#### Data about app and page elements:
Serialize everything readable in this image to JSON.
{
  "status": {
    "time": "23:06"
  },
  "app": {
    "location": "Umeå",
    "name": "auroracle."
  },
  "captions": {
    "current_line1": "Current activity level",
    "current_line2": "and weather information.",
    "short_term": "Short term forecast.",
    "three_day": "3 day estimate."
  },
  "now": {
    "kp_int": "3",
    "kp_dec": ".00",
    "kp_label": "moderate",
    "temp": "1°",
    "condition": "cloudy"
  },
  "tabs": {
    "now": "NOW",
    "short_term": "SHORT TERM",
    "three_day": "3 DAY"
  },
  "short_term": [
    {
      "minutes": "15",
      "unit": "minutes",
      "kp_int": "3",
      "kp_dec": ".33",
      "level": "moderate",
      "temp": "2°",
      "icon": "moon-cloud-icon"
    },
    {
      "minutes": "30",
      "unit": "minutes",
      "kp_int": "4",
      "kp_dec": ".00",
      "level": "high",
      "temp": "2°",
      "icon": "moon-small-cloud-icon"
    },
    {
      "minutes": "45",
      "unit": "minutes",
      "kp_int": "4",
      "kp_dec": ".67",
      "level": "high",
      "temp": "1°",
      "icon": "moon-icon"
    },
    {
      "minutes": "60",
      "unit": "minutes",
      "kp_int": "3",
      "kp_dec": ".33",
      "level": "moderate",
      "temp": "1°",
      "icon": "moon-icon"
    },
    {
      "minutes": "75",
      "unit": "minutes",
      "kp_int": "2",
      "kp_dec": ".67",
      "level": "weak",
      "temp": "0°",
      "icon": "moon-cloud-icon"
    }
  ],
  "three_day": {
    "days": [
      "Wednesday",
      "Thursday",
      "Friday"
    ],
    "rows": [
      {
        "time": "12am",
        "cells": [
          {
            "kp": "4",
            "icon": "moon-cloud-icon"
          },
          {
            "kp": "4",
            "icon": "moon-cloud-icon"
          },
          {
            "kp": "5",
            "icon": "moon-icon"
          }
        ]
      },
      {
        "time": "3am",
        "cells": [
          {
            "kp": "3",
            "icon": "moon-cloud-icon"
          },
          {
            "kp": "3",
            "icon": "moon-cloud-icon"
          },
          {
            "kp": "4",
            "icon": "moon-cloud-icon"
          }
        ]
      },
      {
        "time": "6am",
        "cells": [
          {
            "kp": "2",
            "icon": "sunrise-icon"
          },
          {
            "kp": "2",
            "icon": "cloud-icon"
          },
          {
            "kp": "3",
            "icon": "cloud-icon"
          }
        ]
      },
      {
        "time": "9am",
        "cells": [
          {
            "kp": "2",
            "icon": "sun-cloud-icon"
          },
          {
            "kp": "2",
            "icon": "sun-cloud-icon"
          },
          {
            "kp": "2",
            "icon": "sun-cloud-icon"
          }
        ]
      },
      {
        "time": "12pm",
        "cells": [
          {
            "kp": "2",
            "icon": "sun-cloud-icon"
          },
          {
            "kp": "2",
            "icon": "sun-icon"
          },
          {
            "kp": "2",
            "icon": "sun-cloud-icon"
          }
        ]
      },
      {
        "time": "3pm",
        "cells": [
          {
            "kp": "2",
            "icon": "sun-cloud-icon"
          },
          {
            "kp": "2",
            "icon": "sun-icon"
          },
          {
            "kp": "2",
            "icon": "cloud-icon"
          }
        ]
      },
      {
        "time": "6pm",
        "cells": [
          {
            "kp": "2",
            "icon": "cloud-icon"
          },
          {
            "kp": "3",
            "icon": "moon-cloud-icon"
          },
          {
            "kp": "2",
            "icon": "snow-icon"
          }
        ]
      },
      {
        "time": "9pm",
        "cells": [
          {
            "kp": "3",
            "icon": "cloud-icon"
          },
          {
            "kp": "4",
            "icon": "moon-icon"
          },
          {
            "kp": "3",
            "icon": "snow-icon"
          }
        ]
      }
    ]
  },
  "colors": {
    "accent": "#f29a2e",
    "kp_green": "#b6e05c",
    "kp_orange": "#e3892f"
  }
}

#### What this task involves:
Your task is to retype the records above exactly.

#### Exercise result:
Serialize everything readable in this image to JSON.
{
  "status": {
    "time": "23:06"
  },
  "app": {
    "location": "Umeå",
    "name": "auroracle."
  },
  "captions": {
    "current_line1": "Current activity level",
    "current_line2": "and weather information.",
    "short_term": "Short term forecast.",
    "three_day": "3 day estimate."
  },
  "now": {
    "kp_int": "3",
    "kp_dec": ".00",
    "kp_label": "moderate",
    "temp": "1°",
    "condition": "cloudy"
  },
  "tabs": {
    "now": "NOW",
    "short_term": "SHORT TERM",
    "three_day": "3 DAY"
  },
  "short_term": [
    {
      "minutes": "15",
      "unit": "minutes",
      "kp_int": "3",
      "kp_dec": ".33",
      "level": "moderate",
      "temp": "2°",
      "icon": "moon-cloud-icon"
    },
    {
      "minutes": "30",
      "unit": "minutes",
      "kp_int": "4",
      "kp_dec": ".00",
      "level": "high",
      "temp": "2°",
      "icon": "moon-small-cloud-icon"
    },
    {
      "minutes": "45",
      "unit": "minutes",
      "kp_int": "4",
      "kp_dec": ".67",
      "level": "high",
      "temp": "1°",
      "icon": "moon-icon"
    },
    {
      "minutes": "60",
      "unit": "minutes",
      "kp_int": "3",
      "kp_dec": ".33",
      "level": "moderate",
      "temp": "1°",
      "icon": "moon-icon"
    },
    {
      "minutes": "75",
      "unit": "minutes",
      "kp_int": "2",
      "kp_dec": ".67",
      "level": "weak",
      "temp": "0°",
      "icon": "moon-cloud-icon"
    }
  ],
  "three_day": {
    "days": [
      "Wednesday",
      "Thursday",
      "Friday"
    ],
    "rows": [
      {
        "time": "12am",
        "cells": [
          {
            "kp": "4",
            "icon": "moon-cloud-icon"
          },
          {
            "kp": "4",
            "icon": "moon-cloud-icon"
          },
          {
            "kp": "5",
            "icon": "moon-icon"
          }
        ]
      },
      {
        "time": "3am",
        "cells": [
          {
            "kp": "3",
            "icon": "moon-cloud-icon"
          },
          {
            "kp": "3",
            "icon": "moon-cloud-icon"
          },
          {
            "kp": "4",
            "icon": "moon-cloud-icon"
          }
        ]
      },
      {
        "time": "6am",
        "cells": [
          {
            "kp": "2",
            "icon": "sunrise-icon"
          },
          {
            "kp": "2",
            "icon": "cloud-icon"
          },
          {
            "kp": "3",
            "icon": "cloud-icon"
          }
        ]
      },
      {
        "time": "9am",
        "cells": [
          {
            "kp": "2",
            "icon": "sun-cloud-icon"
          },
          {
            "kp": "2",
            "icon": "sun-cloud-icon"
          },
          {
            "kp": "2",
            "icon": "sun-cloud-icon"
          }
        ]
      },
      {
        "time": "12pm",
        "cells": [
          {
            "kp": "2",
            "icon": "sun-cloud-icon"
          },
          {
            "kp": "2",
            "icon": "sun-icon"
          },
          {
            "kp": "2",
            "icon": "sun-cloud-icon"
          }
        ]
      },
      {
        "time": "3pm",
        "cells": [
          {
            "kp": "2",
            "icon": "sun-cloud-icon"
          },
          {
            "kp": "2",
            "icon": "sun-icon"
          },
          {
            "kp": "2",
            "icon": "cloud-icon"
          }
        ]
      },
      {
        "time": "6pm",
        "cells": [
          {
            "kp": "2",
            "icon": "cloud-icon"
          },
          {
            "kp": "3",
            "icon": "moon-cloud-icon"
          },
          {
            "kp": "2",
            "icon": "snow-icon"
          }
        ]
      },
      {
        "time": "9pm",
        "cells": [
          {
            "kp": "3",
            "icon": "cloud-icon"
          },
          {
            "kp": "4",
            "icon": "moon-icon"
          },
          {
            "kp": "3",
            "icon": "snow-icon"
          }
        ]
      }
    ]
  },
  "colors": {
    "accent": "#f29a2e",
    "kp_green": "#b6e05c",
    "kp_orange": "#e3892f"
  }
}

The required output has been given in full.